-- GIVEN RECORDS follows --

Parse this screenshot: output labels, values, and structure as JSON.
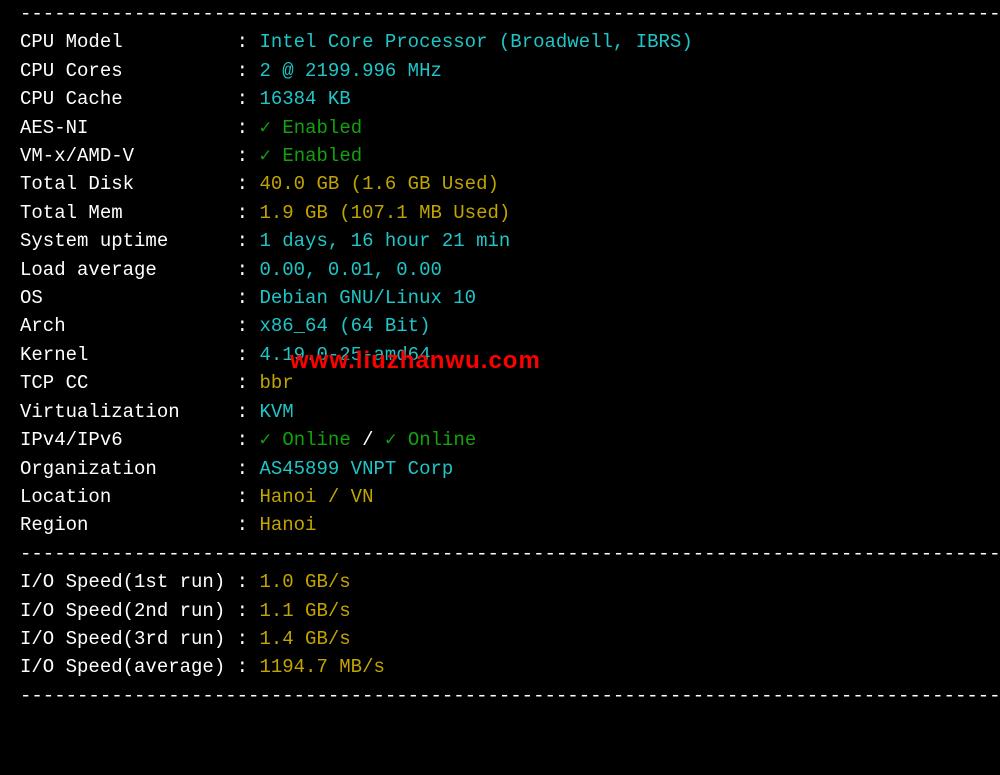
{
  "divider_char": "-",
  "info": {
    "cpu_model": {
      "label": "CPU Model",
      "value": "Intel Core Processor (Broadwell, IBRS)",
      "class": "cyan"
    },
    "cpu_cores": {
      "label": "CPU Cores",
      "value": "2 @ 2199.996 MHz",
      "class": "cyan"
    },
    "cpu_cache": {
      "label": "CPU Cache",
      "value": "16384 KB",
      "class": "cyan"
    },
    "aes_ni": {
      "label": "AES-NI",
      "check": "✓",
      "value": "Enabled",
      "class": "green"
    },
    "vmx": {
      "label": "VM-x/AMD-V",
      "check": "✓",
      "value": "Enabled",
      "class": "green"
    },
    "total_disk": {
      "label": "Total Disk",
      "value": "40.0 GB (1.6 GB Used)",
      "class": "yellow"
    },
    "total_mem": {
      "label": "Total Mem",
      "value": "1.9 GB (107.1 MB Used)",
      "class": "yellow"
    },
    "uptime": {
      "label": "System uptime",
      "value": "1 days, 16 hour 21 min",
      "class": "cyan"
    },
    "load": {
      "label": "Load average",
      "value": "0.00, 0.01, 0.00",
      "class": "cyan"
    },
    "os": {
      "label": "OS",
      "value": "Debian GNU/Linux 10",
      "class": "cyan"
    },
    "arch": {
      "label": "Arch",
      "value": "x86_64 (64 Bit)",
      "class": "cyan"
    },
    "kernel": {
      "label": "Kernel",
      "value": "4.19.0-25-amd64",
      "class": "cyan"
    },
    "tcp_cc": {
      "label": "TCP CC",
      "value": "bbr",
      "class": "yellow"
    },
    "virt": {
      "label": "Virtualization",
      "value": "KVM",
      "class": "cyan"
    },
    "ipvx": {
      "label": "IPv4/IPv6",
      "v4_check": "✓",
      "v4": "Online",
      "sep": "/",
      "v6_check": "✓",
      "v6": "Online"
    },
    "org": {
      "label": "Organization",
      "value": "AS45899 VNPT Corp",
      "class": "cyan"
    },
    "loc": {
      "label": "Location",
      "value": "Hanoi / VN",
      "class": "yellow"
    },
    "region": {
      "label": "Region",
      "value": "Hanoi",
      "class": "yellow"
    }
  },
  "io": {
    "r1": {
      "label": "I/O Speed(1st run)",
      "value": "1.0 GB/s"
    },
    "r2": {
      "label": "I/O Speed(2nd run)",
      "value": "1.1 GB/s"
    },
    "r3": {
      "label": "I/O Speed(3rd run)",
      "value": "1.4 GB/s"
    },
    "avg": {
      "label": "I/O Speed(average)",
      "value": "1194.7 MB/s"
    }
  },
  "watermark": "www.liuzhanwu.com"
}
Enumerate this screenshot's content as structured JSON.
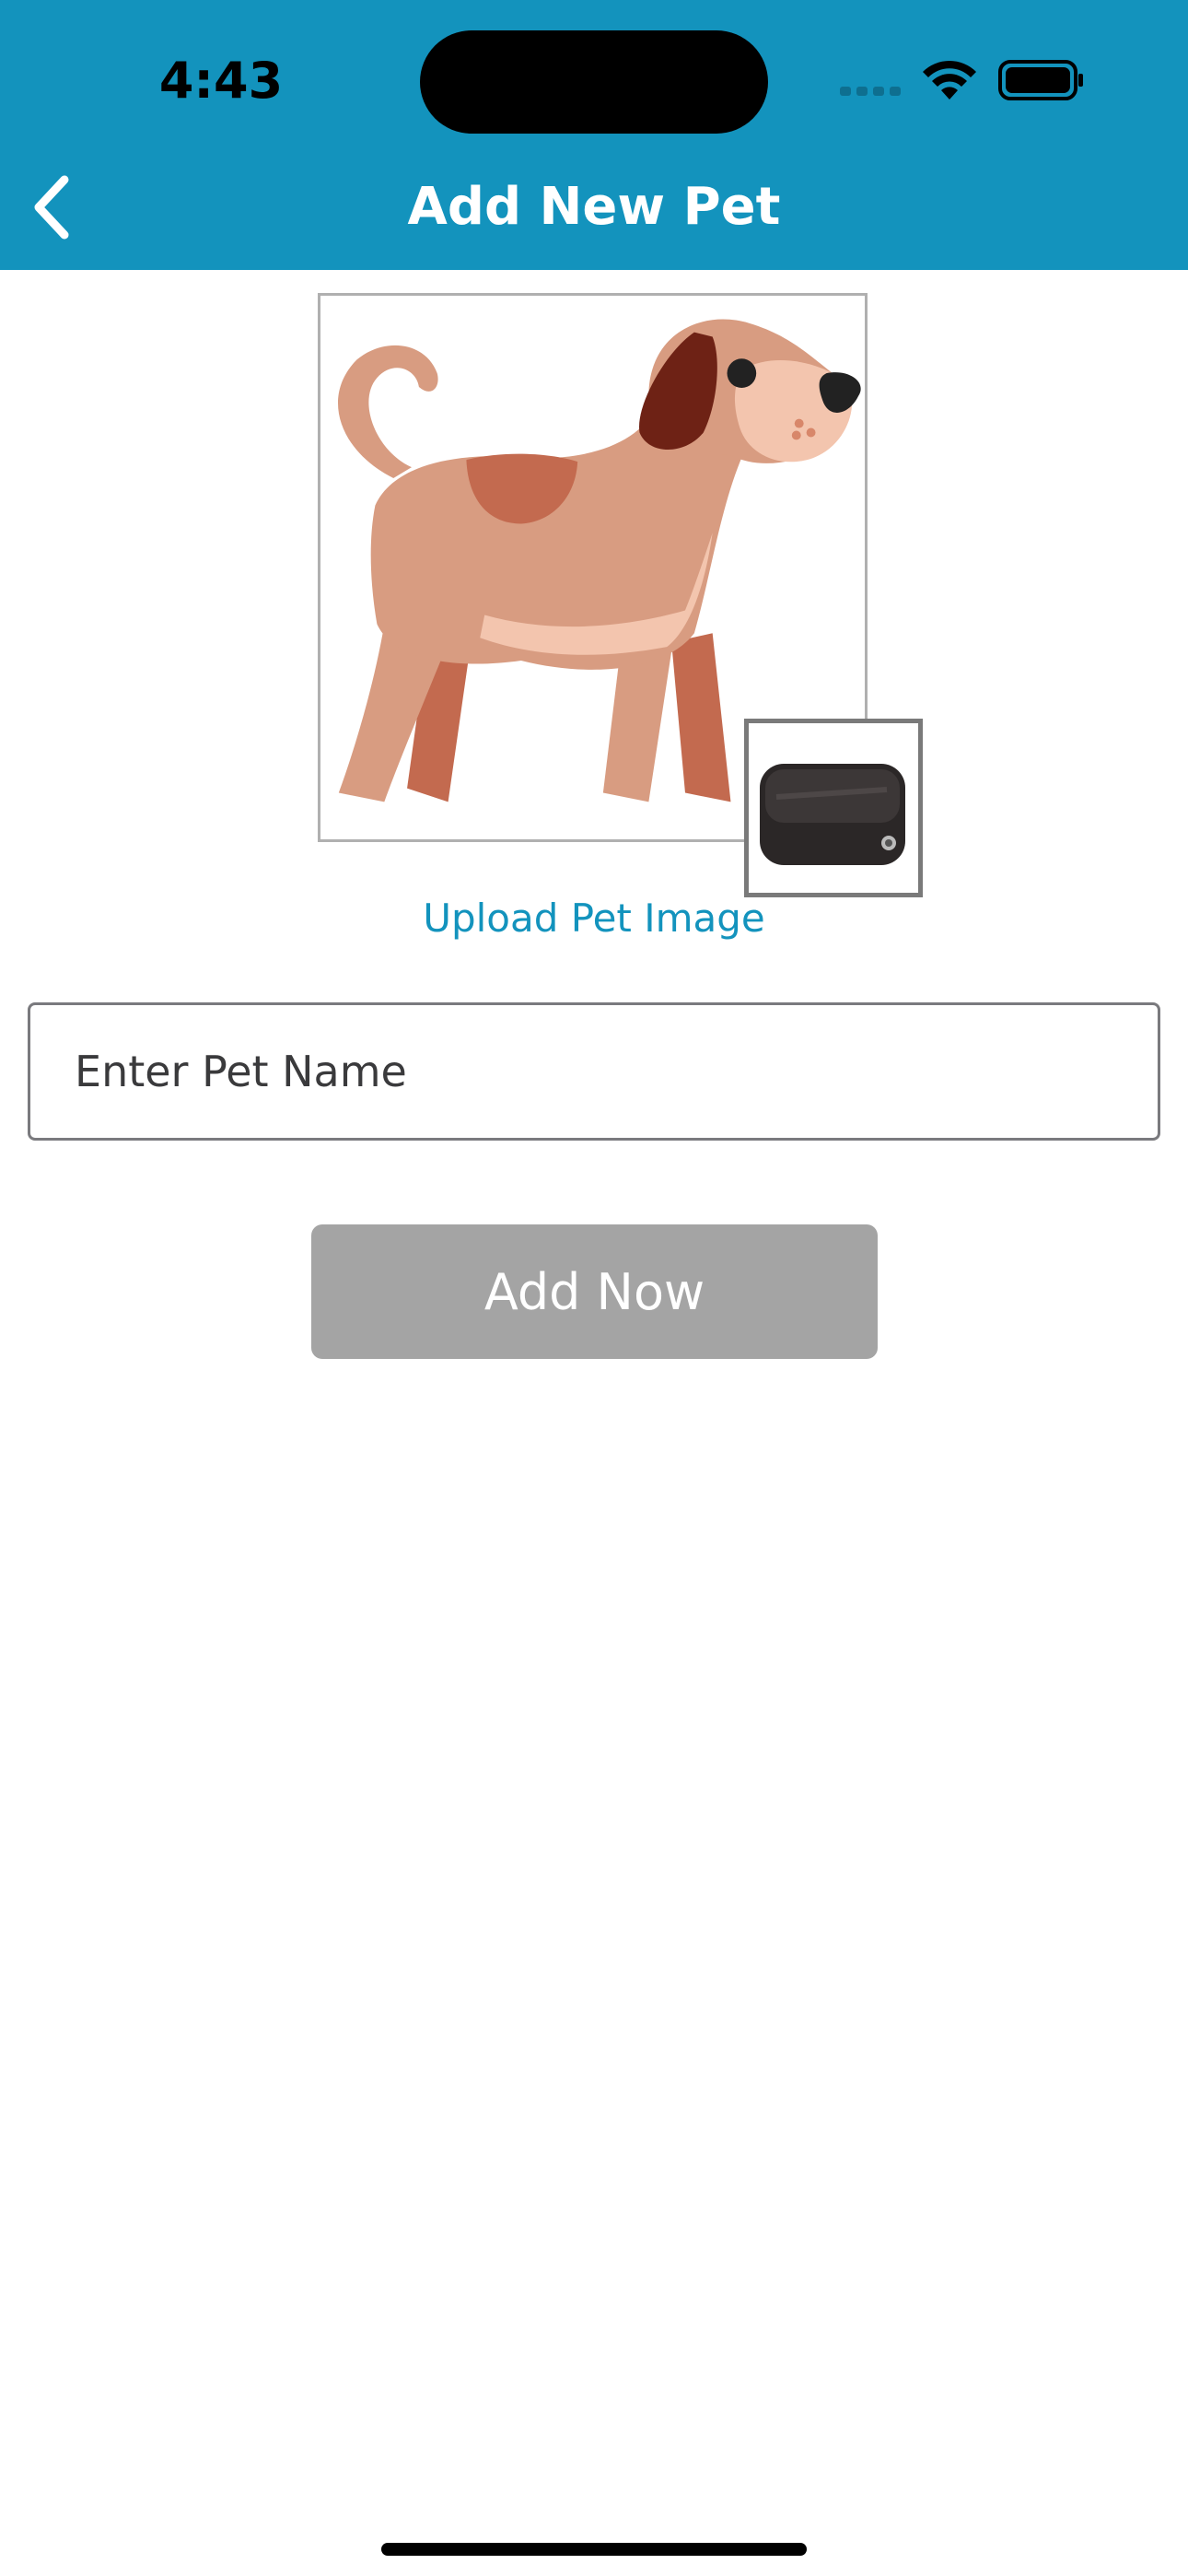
{
  "status_bar": {
    "time": "4:43",
    "icons": [
      "signal-icon",
      "wifi-icon",
      "battery-icon"
    ]
  },
  "header": {
    "title": "Add New Pet",
    "back_icon": "chevron-left-icon",
    "background_color": "#1393BD"
  },
  "pet_image": {
    "icon": "dog-illustration"
  },
  "device_thumbnail": {
    "icon": "tracker-device"
  },
  "upload": {
    "label": "Upload Pet Image"
  },
  "form": {
    "name_placeholder": "Enter Pet Name",
    "name_value": ""
  },
  "actions": {
    "add_label": "Add Now",
    "add_color": "#A4A4A4"
  }
}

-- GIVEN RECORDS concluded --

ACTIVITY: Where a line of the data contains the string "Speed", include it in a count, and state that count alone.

SOLUTION TO THIS TASK: 4